__Required work__
Nothing but the lines holding the string "title" should appear in the answer. Copy them from the entries.

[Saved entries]
'''
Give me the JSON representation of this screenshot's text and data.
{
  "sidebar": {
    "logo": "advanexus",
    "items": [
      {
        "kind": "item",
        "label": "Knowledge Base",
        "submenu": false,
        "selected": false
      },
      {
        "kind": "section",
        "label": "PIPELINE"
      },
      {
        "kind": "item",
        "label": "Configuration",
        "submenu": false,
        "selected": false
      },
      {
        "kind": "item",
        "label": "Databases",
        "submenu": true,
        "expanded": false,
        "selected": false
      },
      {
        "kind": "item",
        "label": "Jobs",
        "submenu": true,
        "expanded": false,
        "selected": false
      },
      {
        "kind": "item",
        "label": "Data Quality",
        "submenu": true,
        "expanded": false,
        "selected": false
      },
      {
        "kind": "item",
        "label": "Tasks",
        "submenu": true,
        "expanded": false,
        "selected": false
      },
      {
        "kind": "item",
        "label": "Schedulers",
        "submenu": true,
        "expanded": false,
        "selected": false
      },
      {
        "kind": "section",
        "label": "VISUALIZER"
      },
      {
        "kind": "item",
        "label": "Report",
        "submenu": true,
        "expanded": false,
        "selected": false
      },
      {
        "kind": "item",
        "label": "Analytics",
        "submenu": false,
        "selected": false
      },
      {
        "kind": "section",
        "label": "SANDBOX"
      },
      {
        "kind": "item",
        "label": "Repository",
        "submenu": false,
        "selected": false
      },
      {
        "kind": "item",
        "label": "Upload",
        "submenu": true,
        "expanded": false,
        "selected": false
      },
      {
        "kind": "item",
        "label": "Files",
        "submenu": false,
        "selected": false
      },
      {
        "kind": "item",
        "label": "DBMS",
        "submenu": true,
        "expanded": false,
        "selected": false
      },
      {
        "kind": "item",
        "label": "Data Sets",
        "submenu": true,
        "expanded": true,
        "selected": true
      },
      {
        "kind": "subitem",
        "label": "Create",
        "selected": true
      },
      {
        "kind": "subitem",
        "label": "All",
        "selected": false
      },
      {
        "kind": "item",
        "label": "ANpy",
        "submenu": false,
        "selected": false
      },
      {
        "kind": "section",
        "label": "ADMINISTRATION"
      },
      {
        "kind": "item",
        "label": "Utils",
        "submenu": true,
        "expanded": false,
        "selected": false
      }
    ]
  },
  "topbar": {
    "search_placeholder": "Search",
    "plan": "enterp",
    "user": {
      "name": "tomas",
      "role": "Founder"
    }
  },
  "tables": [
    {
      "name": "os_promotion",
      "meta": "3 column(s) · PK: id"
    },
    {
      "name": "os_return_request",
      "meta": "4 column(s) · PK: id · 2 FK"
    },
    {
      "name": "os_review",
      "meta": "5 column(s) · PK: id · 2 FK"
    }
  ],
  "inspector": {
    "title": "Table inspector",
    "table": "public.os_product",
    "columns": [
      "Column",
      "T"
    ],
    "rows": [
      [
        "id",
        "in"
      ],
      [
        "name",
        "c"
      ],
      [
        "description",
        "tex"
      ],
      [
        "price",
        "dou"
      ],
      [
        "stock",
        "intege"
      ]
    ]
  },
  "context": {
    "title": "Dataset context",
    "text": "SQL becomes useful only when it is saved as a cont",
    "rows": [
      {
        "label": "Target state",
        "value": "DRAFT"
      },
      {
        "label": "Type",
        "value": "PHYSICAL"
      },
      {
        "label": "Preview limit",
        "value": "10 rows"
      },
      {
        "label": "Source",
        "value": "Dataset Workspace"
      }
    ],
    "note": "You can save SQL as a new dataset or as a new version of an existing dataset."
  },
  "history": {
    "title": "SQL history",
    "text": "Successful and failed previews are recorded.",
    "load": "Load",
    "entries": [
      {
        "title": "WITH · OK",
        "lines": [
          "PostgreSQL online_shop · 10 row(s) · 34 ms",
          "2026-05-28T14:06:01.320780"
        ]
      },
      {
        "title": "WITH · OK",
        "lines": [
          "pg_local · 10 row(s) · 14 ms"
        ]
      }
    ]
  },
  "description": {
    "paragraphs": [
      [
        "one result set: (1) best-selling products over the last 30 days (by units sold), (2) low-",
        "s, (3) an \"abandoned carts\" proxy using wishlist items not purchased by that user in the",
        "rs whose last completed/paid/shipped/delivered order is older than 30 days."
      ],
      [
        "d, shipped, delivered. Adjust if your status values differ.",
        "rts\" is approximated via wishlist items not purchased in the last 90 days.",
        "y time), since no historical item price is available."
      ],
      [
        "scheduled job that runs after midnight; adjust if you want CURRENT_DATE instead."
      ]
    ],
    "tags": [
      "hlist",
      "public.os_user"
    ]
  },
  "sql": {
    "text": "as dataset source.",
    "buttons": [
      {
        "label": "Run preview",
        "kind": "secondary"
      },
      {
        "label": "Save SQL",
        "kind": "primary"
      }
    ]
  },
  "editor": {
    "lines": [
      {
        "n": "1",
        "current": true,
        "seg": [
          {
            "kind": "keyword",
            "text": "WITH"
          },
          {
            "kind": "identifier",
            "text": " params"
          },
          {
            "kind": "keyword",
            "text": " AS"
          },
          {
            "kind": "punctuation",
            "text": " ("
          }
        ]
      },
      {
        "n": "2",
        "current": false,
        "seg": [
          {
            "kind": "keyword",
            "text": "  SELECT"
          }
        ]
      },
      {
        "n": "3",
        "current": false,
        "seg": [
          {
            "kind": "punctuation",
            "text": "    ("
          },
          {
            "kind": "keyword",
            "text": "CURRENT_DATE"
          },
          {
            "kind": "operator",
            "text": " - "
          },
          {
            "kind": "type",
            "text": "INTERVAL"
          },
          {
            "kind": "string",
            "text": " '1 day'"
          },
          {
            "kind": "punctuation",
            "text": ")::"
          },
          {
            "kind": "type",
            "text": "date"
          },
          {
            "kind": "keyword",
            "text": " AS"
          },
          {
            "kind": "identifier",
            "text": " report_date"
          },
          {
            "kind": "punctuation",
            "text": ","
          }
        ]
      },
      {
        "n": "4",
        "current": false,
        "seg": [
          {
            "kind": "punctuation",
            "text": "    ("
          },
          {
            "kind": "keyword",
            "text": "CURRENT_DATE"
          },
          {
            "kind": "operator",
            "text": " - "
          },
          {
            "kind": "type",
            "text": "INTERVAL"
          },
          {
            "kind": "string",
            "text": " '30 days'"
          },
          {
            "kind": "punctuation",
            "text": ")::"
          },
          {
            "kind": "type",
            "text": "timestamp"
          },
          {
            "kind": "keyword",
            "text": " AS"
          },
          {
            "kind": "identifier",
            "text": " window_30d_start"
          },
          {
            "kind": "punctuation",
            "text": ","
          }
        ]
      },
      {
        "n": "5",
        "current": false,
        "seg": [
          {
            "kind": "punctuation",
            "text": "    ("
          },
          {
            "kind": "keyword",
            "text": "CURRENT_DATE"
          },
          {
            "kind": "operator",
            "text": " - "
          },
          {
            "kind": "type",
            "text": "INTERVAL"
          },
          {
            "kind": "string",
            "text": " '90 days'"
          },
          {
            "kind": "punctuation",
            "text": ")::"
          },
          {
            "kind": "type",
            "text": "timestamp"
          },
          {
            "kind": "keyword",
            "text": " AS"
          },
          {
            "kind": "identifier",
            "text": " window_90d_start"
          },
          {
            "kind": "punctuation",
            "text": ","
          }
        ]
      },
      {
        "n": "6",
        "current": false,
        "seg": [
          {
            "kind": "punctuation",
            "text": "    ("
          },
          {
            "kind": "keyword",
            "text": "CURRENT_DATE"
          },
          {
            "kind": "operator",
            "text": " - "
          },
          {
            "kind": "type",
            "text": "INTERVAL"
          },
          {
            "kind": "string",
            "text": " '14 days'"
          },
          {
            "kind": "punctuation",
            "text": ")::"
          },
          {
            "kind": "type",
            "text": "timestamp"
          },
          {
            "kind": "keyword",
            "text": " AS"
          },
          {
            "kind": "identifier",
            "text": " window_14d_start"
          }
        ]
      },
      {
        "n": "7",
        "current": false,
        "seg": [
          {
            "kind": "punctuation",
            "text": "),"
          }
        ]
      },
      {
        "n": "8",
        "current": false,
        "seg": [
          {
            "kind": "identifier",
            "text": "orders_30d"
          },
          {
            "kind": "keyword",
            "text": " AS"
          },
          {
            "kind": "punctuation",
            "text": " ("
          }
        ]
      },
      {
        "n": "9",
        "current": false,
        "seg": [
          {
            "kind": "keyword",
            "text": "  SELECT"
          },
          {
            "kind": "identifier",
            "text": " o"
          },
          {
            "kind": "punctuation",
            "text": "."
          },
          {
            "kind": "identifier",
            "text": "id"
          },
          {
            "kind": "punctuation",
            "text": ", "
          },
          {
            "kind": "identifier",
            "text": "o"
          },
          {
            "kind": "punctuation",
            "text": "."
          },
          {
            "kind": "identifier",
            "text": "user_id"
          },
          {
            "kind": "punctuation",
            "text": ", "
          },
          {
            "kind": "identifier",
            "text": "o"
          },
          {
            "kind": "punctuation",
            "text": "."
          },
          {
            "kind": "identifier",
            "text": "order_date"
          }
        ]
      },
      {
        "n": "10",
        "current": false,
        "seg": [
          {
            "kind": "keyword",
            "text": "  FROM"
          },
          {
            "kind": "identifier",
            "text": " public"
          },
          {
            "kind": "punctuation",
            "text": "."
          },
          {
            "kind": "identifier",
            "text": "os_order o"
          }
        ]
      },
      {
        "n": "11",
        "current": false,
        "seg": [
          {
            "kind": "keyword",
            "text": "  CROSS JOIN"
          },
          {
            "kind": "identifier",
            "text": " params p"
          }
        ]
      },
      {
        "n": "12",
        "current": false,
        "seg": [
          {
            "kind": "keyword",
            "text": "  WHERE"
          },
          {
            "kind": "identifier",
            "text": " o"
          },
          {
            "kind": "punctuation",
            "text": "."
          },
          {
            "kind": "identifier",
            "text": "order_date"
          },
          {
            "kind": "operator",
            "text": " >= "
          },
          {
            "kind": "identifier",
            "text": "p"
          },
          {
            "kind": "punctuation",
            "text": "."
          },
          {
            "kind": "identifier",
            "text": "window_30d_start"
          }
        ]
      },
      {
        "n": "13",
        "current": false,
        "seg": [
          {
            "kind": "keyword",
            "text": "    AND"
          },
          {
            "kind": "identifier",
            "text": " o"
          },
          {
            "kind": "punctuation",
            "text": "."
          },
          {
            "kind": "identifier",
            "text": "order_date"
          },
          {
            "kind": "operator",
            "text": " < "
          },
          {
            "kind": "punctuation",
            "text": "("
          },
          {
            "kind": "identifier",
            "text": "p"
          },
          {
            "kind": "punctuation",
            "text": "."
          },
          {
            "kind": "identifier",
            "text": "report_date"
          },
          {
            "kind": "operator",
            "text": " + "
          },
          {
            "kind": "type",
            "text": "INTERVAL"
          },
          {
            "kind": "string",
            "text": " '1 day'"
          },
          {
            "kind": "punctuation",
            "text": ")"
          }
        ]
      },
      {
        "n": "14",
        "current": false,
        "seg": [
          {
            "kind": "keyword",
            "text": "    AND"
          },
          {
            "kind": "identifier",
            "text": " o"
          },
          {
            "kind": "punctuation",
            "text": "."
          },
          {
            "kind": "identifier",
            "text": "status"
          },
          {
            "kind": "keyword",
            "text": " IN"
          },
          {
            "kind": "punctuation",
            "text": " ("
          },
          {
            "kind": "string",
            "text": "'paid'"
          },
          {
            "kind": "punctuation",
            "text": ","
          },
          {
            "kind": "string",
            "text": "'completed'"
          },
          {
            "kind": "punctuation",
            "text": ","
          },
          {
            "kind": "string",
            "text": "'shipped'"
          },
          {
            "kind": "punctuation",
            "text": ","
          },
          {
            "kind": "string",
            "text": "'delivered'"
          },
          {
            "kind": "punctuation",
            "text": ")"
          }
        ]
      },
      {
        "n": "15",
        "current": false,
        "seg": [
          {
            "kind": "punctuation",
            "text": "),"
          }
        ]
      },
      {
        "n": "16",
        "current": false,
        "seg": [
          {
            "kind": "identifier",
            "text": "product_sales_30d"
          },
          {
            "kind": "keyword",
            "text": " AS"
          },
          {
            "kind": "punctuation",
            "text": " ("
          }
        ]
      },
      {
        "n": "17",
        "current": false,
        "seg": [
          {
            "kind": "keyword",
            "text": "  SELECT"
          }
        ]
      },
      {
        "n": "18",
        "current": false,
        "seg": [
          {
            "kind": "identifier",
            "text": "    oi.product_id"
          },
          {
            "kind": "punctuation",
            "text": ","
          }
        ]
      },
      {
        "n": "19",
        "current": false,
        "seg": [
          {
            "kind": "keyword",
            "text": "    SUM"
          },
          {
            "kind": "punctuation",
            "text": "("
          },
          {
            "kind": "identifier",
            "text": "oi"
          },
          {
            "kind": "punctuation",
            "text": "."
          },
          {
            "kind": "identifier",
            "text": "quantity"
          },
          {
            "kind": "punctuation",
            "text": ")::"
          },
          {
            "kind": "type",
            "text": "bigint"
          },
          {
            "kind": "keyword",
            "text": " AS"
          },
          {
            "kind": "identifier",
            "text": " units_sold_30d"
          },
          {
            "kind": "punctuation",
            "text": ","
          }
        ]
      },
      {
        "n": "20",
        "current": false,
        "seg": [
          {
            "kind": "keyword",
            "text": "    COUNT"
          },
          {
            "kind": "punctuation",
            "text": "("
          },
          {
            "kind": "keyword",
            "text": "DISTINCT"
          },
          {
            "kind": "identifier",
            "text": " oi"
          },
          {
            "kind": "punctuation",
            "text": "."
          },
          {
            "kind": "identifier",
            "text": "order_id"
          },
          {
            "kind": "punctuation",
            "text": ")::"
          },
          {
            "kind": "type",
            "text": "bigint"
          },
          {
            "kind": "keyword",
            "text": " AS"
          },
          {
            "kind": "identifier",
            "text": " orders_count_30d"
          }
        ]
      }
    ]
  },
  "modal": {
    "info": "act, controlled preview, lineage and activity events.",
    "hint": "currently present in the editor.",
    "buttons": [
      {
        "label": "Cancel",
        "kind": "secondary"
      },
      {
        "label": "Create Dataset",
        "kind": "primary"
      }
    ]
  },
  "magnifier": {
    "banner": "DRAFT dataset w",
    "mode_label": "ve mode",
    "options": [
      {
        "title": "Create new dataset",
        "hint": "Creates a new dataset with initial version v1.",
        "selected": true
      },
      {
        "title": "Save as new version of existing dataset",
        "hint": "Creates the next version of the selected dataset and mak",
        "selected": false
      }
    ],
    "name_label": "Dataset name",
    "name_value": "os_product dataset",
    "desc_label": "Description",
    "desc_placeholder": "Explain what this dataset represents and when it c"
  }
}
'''
__Written reply__
    "title": "Table inspector",
    "title": "Dataset context",
    "title": "SQL history",
        "title": "WITH · OK",
        "title": "WITH · OK",
        "title": "Create new dataset",
        "title": "Save as new version of existing dataset",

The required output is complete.